• _Prompt_
All of the data that follows should be output again without any alteration.

Component data from apps and pages
# # # # #

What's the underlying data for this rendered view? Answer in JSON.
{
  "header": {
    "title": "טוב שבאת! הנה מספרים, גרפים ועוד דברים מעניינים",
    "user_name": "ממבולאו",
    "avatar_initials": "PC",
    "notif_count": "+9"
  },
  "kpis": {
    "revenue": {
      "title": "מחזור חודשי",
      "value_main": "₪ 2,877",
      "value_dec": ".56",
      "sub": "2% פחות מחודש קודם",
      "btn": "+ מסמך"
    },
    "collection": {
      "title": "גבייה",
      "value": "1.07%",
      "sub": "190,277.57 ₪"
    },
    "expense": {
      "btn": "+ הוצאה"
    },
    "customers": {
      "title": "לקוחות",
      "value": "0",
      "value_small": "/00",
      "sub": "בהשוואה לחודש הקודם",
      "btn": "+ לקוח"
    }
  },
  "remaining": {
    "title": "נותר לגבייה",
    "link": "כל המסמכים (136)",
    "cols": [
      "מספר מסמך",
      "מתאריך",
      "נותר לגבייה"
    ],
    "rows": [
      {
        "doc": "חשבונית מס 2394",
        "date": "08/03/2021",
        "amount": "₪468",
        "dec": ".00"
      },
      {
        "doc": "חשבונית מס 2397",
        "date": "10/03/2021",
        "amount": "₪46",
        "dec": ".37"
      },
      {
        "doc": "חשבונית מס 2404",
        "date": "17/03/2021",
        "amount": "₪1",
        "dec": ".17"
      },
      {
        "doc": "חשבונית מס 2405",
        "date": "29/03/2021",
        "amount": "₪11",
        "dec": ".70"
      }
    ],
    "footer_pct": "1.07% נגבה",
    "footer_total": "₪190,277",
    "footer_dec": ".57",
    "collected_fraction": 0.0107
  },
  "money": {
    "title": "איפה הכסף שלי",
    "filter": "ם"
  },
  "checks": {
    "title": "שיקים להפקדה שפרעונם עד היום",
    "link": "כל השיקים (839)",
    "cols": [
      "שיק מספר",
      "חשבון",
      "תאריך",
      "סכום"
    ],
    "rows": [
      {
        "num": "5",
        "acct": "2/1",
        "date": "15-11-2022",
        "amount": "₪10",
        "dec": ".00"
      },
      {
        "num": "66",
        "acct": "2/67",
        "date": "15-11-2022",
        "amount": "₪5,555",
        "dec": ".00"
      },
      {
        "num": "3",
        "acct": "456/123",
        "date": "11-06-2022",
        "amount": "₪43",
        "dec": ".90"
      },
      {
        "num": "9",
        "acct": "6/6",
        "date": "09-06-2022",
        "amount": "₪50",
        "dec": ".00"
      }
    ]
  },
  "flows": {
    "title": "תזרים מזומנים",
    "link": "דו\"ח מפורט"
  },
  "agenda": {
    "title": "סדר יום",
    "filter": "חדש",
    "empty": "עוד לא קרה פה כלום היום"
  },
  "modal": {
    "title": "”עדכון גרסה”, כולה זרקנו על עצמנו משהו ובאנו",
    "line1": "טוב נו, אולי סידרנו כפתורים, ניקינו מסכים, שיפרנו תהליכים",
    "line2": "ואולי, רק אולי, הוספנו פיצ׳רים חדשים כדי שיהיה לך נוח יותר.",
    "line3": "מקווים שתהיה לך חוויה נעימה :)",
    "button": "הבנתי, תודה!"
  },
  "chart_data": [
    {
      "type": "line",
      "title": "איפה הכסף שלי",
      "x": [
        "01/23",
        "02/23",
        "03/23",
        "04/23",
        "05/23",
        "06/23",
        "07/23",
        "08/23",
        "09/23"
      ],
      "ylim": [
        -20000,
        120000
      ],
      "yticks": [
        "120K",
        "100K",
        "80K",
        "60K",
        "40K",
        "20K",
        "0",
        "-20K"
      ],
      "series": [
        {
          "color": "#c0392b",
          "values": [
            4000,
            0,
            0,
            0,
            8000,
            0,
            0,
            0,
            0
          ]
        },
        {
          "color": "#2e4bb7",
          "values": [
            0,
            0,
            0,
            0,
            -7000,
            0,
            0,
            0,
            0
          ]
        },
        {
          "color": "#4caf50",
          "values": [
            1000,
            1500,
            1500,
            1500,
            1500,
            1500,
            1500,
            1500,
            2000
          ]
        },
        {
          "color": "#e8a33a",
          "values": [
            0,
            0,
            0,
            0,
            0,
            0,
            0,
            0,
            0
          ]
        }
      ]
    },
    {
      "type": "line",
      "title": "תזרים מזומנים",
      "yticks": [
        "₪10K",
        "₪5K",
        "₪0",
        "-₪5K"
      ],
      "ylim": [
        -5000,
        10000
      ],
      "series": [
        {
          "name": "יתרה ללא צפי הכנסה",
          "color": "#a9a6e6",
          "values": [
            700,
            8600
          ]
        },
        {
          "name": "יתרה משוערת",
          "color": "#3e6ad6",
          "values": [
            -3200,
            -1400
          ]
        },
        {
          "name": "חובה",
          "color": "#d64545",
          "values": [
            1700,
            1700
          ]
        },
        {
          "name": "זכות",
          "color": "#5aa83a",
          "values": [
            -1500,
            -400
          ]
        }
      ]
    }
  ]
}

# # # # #

• _Written answer_
What's the underlying data for this rendered view? Answer in JSON.
{
  "header": {
    "title": "טוב שבאת! הנה מספרים, גרפים ועוד דברים מעניינים",
    "user_name": "ממבולאו",
    "avatar_initials": "PC",
    "notif_count": "+9"
  },
  "kpis": {
    "revenue": {
      "title": "מחזור חודשי",
      "value_main": "₪ 2,877",
      "value_dec": ".56",
      "sub": "2% פחות מחודש קודם",
      "btn": "+ מסמך"
    },
    "collection": {
      "title": "גבייה",
      "value": "1.07%",
      "sub": "190,277.57 ₪"
    },
    "expense": {
      "btn": "+ הוצאה"
    },
    "customers": {
      "title": "לקוחות",
      "value": "0",
      "value_small": "/00",
      "sub": "בהשוואה לחודש הקודם",
      "btn": "+ לקוח"
    }
  },
  "remaining": {
    "title": "נותר לגבייה",
    "link": "כל המסמכים (136)",
    "cols": [
      "מספר מסמך",
      "מתאריך",
      "נותר לגבייה"
    ],
    "rows": [
      {
        "doc": "חשבונית מס 2394",
        "date": "08/03/2021",
        "amount": "₪468",
        "dec": ".00"
      },
      {
        "doc": "חשבונית מס 2397",
        "date": "10/03/2021",
        "amount": "₪46",
        "dec": ".37"
      },
      {
        "doc": "חשבונית מס 2404",
        "date": "17/03/2021",
        "amount": "₪1",
        "dec": ".17"
      },
      {
        "doc": "חשבונית מס 2405",
        "date": "29/03/2021",
        "amount": "₪11",
        "dec": ".70"
      }
    ],
    "footer_pct": "1.07% נגבה",
    "footer_total": "₪190,277",
    "footer_dec": ".57",
    "collected_fraction": 0.0107
  },
  "money": {
    "title": "איפה הכסף שלי",
    "filter": "ם"
  },
  "checks": {
    "title": "שיקים להפקדה שפרעונם עד היום",
    "link": "כל השיקים (839)",
    "cols": [
      "שיק מספר",
      "חשבון",
      "תאריך",
      "סכום"
    ],
    "rows": [
      {
        "num": "5",
        "acct": "2/1",
        "date": "15-11-2022",
        "amount": "₪10",
        "dec": ".00"
      },
      {
        "num": "66",
        "acct": "2/67",
        "date": "15-11-2022",
        "amount": "₪5,555",
        "dec": ".00"
      },
      {
        "num": "3",
        "acct": "456/123",
        "date": "11-06-2022",
        "amount": "₪43",
        "dec": ".90"
      },
      {
        "num": "9",
        "acct": "6/6",
        "date": "09-06-2022",
        "amount": "₪50",
        "dec": ".00"
      }
    ]
  },
  "flows": {
    "title": "תזרים מזומנים",
    "link": "דו\"ח מפורט"
  },
  "agenda": {
    "title": "סדר יום",
    "filter": "חדש",
    "empty": "עוד לא קרה פה כלום היום"
  },
  "modal": {
    "title": "”עדכון גרסה”, כולה זרקנו על עצמנו משהו ובאנו",
    "line1": "טוב נו, אולי סידרנו כפתורים, ניקינו מסכים, שיפרנו תהליכים",
    "line2": "ואולי, רק אולי, הוספנו פיצ׳רים חדשים כדי שיהיה לך נוח יותר.",
    "line3": "מקווים שתהיה לך חוויה נעימה :)",
    "button": "הבנתי, תודה!"
  },
  "chart_data": [
    {
      "type": "line",
      "title": "איפה הכסף שלי",
      "x": [
        "01/23",
        "02/23",
        "03/23",
        "04/23",
        "05/23",
        "06/23",
        "07/23",
        "08/23",
        "09/23"
      ],
      "ylim": [
        -20000,
        120000
      ],
      "yticks": [
        "120K",
        "100K",
        "80K",
        "60K",
        "40K",
        "20K",
        "0",
        "-20K"
      ],
      "series": [
        {
          "color": "#c0392b",
          "values": [
            4000,
            0,
            0,
            0,
            8000,
            0,
            0,
            0,
            0
          ]
        },
        {
          "color": "#2e4bb7",
          "values": [
            0,
            0,
            0,
            0,
            -7000,
            0,
            0,
            0,
            0
          ]
        },
        {
          "color": "#4caf50",
          "values": [
            1000,
            1500,
            1500,
            1500,
            1500,
            1500,
            1500,
            1500,
            2000
          ]
        },
        {
          "color": "#e8a33a",
          "values": [
            0,
            0,
            0,
            0,
            0,
            0,
            0,
            0,
            0
          ]
        }
      ]
    },
    {
      "type": "line",
      "title": "תזרים מזומנים",
      "yticks": [
        "₪10K",
        "₪5K",
        "₪0",
        "-₪5K"
      ],
      "ylim": [
        -5000,
        10000
      ],
      "series": [
        {
          "name": "יתרה ללא צפי הכנסה",
          "color": "#a9a6e6",
          "values": [
            700,
            8600
          ]
        },
        {
          "name": "יתרה משוערת",
          "color": "#3e6ad6",
          "values": [
            -3200,
            -1400
          ]
        },
        {
          "name": "חובה",
          "color": "#d64545",
          "values": [
            1700,
            1700
          ]
        },
        {
          "name": "זכות",
          "color": "#5aa83a",
          "values": [
            -1500,
            -400
          ]
        }
      ]
    }
  ]
}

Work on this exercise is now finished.